Task to carry out:
You are asked to copy the entire listing exactly, apart from its pictures.

=== Begin Enclosure ===

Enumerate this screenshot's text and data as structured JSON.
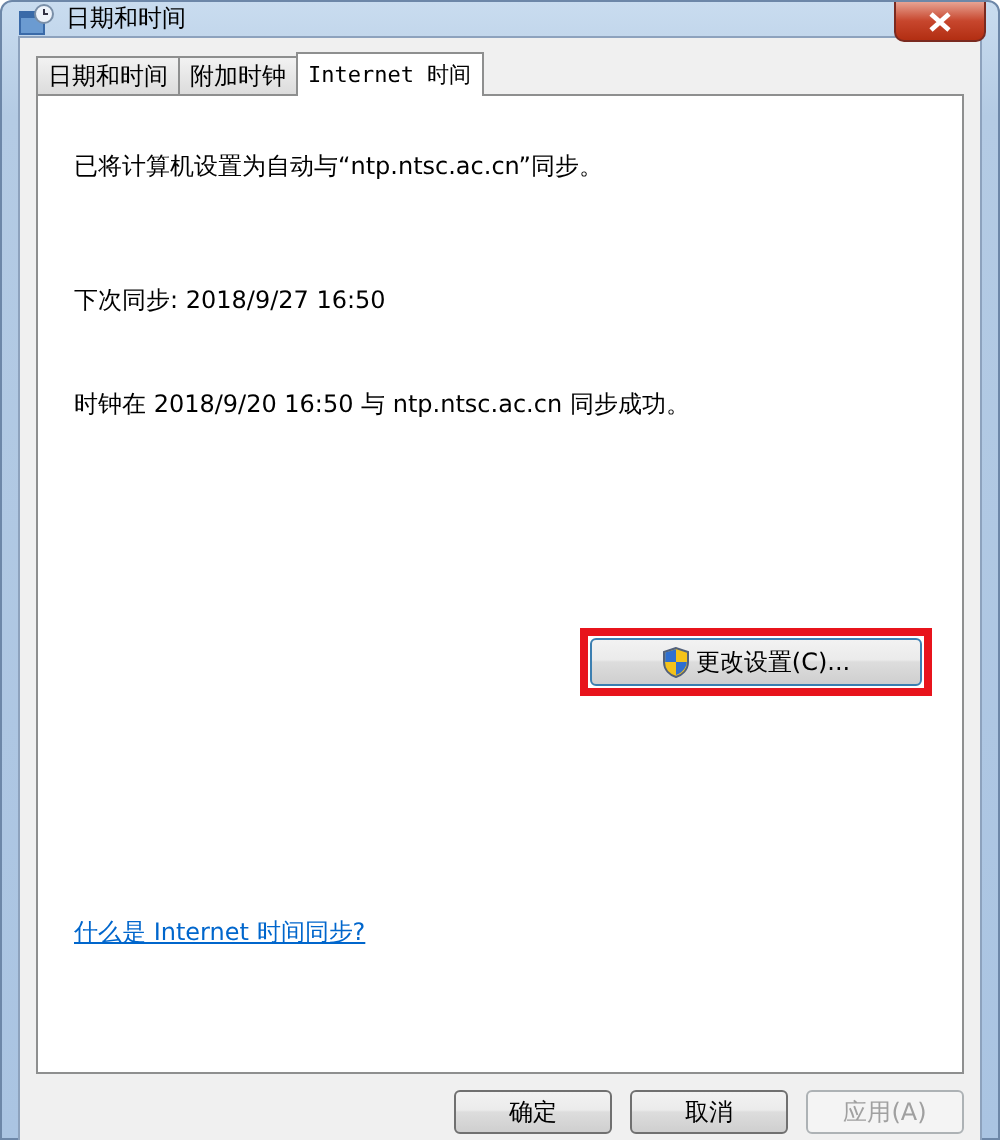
{
  "window": {
    "title": "日期和时间"
  },
  "tabs": [
    {
      "label": "日期和时间",
      "selected": false
    },
    {
      "label": "附加时钟",
      "selected": false
    },
    {
      "label": "Internet 时间",
      "selected": true
    }
  ],
  "panel": {
    "lines": [
      "已将计算机设置为自动与“ntp.ntsc.ac.cn”同步。",
      "下次同步: 2018/9/27 16:50",
      "时钟在 2018/9/20 16:50 与 ntp.ntsc.ac.cn 同步成功。"
    ],
    "change_button": {
      "label": "更改设置(C)...",
      "highlighted": true
    },
    "help_link": "什么是 Internet 时间同步?"
  },
  "buttons": [
    {
      "label": "确定",
      "disabled": false
    },
    {
      "label": "取消",
      "disabled": false
    },
    {
      "label": "应用(A)",
      "disabled": true
    }
  ]
}
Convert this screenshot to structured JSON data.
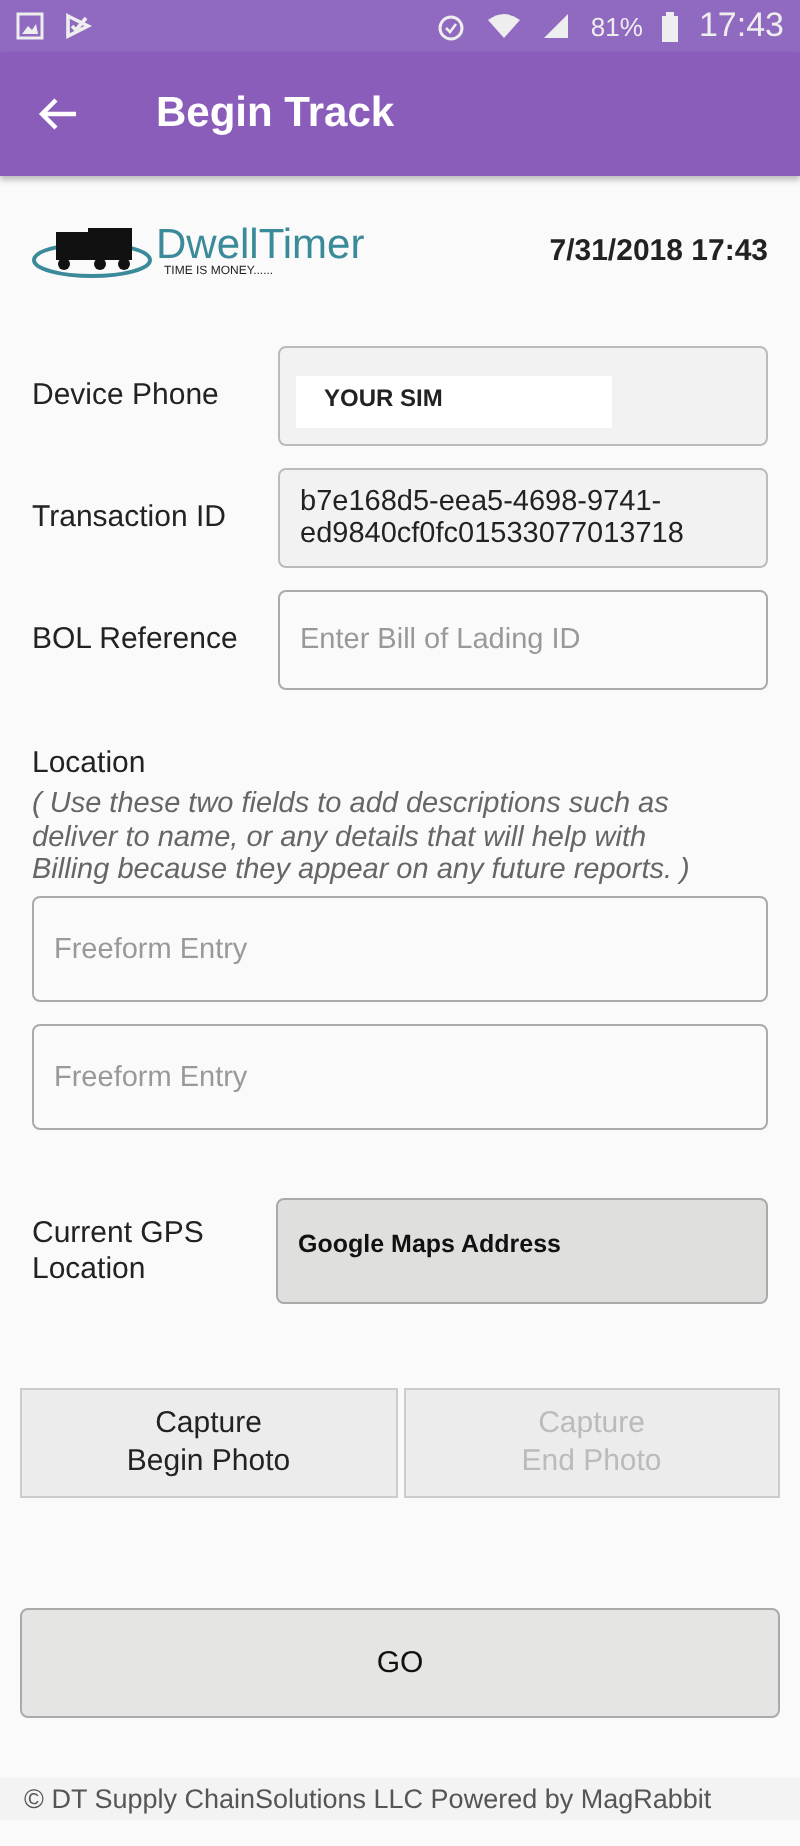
{
  "status_bar": {
    "battery": "81%",
    "time": "17:43"
  },
  "app_bar": {
    "title": "Begin Track"
  },
  "header": {
    "brand": "DwellTimer",
    "tagline": "TIME IS MONEY......",
    "datetime": "7/31/2018 17:43"
  },
  "fields": [
    {
      "label": "Device Phone",
      "kind": "sim",
      "value": "YOUR SIM"
    },
    {
      "label": "Transaction ID",
      "kind": "readonly",
      "value": "b7e168d5-eea5-4698-9741-ed9840cf0fc01533077013718"
    },
    {
      "label": "BOL Reference",
      "kind": "input",
      "placeholder": "Enter Bill of Lading ID"
    }
  ],
  "location": {
    "label": "Location",
    "note": "( Use these two fields to add descriptions such as deliver to name, or any details that will help with Billing because they appear on any future reports. )",
    "inputs": [
      {
        "placeholder": "Freeform Entry"
      },
      {
        "placeholder": "Freeform Entry"
      }
    ]
  },
  "gps": {
    "label": "Current GPS Location",
    "value": "Google Maps Address"
  },
  "photo_buttons": [
    {
      "label": "Capture\nBegin Photo",
      "disabled": false
    },
    {
      "label": "Capture\nEnd Photo",
      "disabled": true
    }
  ],
  "go_button": "GO",
  "footer": "© DT Supply ChainSolutions LLC  Powered by MagRabbit"
}
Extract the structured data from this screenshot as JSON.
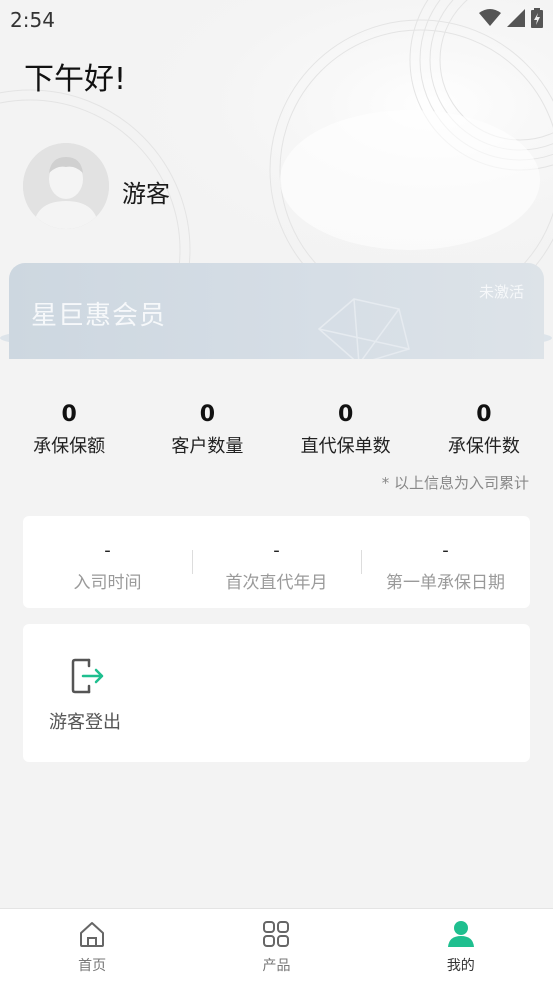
{
  "status_bar": {
    "time": "2:54"
  },
  "greeting": "下午好!",
  "user": {
    "name": "游客"
  },
  "member_card": {
    "title": "星巨惠会员",
    "status": "未激活"
  },
  "stats": [
    {
      "value": "0",
      "label": "承保保额"
    },
    {
      "value": "0",
      "label": "客户数量"
    },
    {
      "value": "0",
      "label": "直代保单数"
    },
    {
      "value": "0",
      "label": "承保件数"
    }
  ],
  "stats_note": "* 以上信息为入司累计",
  "info": [
    {
      "value": "-",
      "label": "入司时间"
    },
    {
      "value": "-",
      "label": "首次直代年月"
    },
    {
      "value": "-",
      "label": "第一单承保日期"
    }
  ],
  "actions": {
    "logout_label": "游客登出"
  },
  "tabs": [
    {
      "label": "首页",
      "icon": "home-icon"
    },
    {
      "label": "产品",
      "icon": "grid-icon"
    },
    {
      "label": "我的",
      "icon": "person-icon",
      "active": true
    }
  ],
  "colors": {
    "accent": "#1fbf8f",
    "background": "#f3f3f3",
    "card": "#ffffff"
  }
}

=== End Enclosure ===

Response for this exercise:
Enumerate this screenshot's text and data as structured JSON.
{
  "window": {
    "title": "日期和时间"
  },
  "tabs": [
    {
      "label": "日期和时间",
      "selected": false
    },
    {
      "label": "附加时钟",
      "selected": false
    },
    {
      "label": "Internet 时间",
      "selected": true
    }
  ],
  "panel": {
    "lines": [
      "已将计算机设置为自动与“ntp.ntsc.ac.cn”同步。",
      "下次同步: 2018/9/27 16:50",
      "时钟在 2018/9/20 16:50 与 ntp.ntsc.ac.cn 同步成功。"
    ],
    "change_button": {
      "label": "更改设置(C)...",
      "highlighted": true
    },
    "help_link": "什么是 Internet 时间同步?"
  },
  "buttons": [
    {
      "label": "确定",
      "disabled": false
    },
    {
      "label": "取消",
      "disabled": false
    },
    {
      "label": "应用(A)",
      "disabled": true
    }
  ]
}
Convert this screenshot to structured JSON data.
{
  "status_bar": {
    "battery": "81%",
    "time": "17:43"
  },
  "app_bar": {
    "title": "Begin Track"
  },
  "header": {
    "brand": "DwellTimer",
    "tagline": "TIME IS MONEY......",
    "datetime": "7/31/2018 17:43"
  },
  "fields": [
    {
      "label": "Device Phone",
      "kind": "sim",
      "value": "YOUR SIM"
    },
    {
      "label": "Transaction ID",
      "kind": "readonly",
      "value": "b7e168d5-eea5-4698-9741-ed9840cf0fc01533077013718"
    },
    {
      "label": "BOL Reference",
      "kind": "input",
      "placeholder": "Enter Bill of Lading ID"
    }
  ],
  "location": {
    "label": "Location",
    "note": "( Use these two fields to add descriptions such as deliver to name, or any details that will help with Billing because they appear on any future reports. )",
    "inputs": [
      {
        "placeholder": "Freeform Entry"
      },
      {
        "placeholder": "Freeform Entry"
      }
    ]
  },
  "gps": {
    "label": "Current GPS Location",
    "value": "Google Maps Address"
  },
  "photo_buttons": [
    {
      "label": "Capture\nBegin Photo",
      "disabled": false
    },
    {
      "label": "Capture\nEnd Photo",
      "disabled": true
    }
  ],
  "go_button": "GO",
  "footer": "© DT Supply ChainSolutions LLC  Powered by MagRabbit"
}
Extract the structured data from this screenshot as JSON.
{
  "status_bar": {
    "time": "2:54"
  },
  "greeting": "下午好!",
  "user": {
    "name": "游客"
  },
  "member_card": {
    "title": "星巨惠会员",
    "status": "未激活"
  },
  "stats": [
    {
      "value": "0",
      "label": "承保保额"
    },
    {
      "value": "0",
      "label": "客户数量"
    },
    {
      "value": "0",
      "label": "直代保单数"
    },
    {
      "value": "0",
      "label": "承保件数"
    }
  ],
  "stats_note": "* 以上信息为入司累计",
  "info": [
    {
      "value": "-",
      "label": "入司时间"
    },
    {
      "value": "-",
      "label": "首次直代年月"
    },
    {
      "value": "-",
      "label": "第一单承保日期"
    }
  ],
  "actions": {
    "logout_label": "游客登出"
  },
  "tabs": [
    {
      "label": "首页",
      "icon": "home-icon"
    },
    {
      "label": "产品",
      "icon": "grid-icon"
    },
    {
      "label": "我的",
      "icon": "person-icon",
      "active": true
    }
  ],
  "colors": {
    "accent": "#1fbf8f",
    "background": "#f3f3f3",
    "card": "#ffffff"
  }
}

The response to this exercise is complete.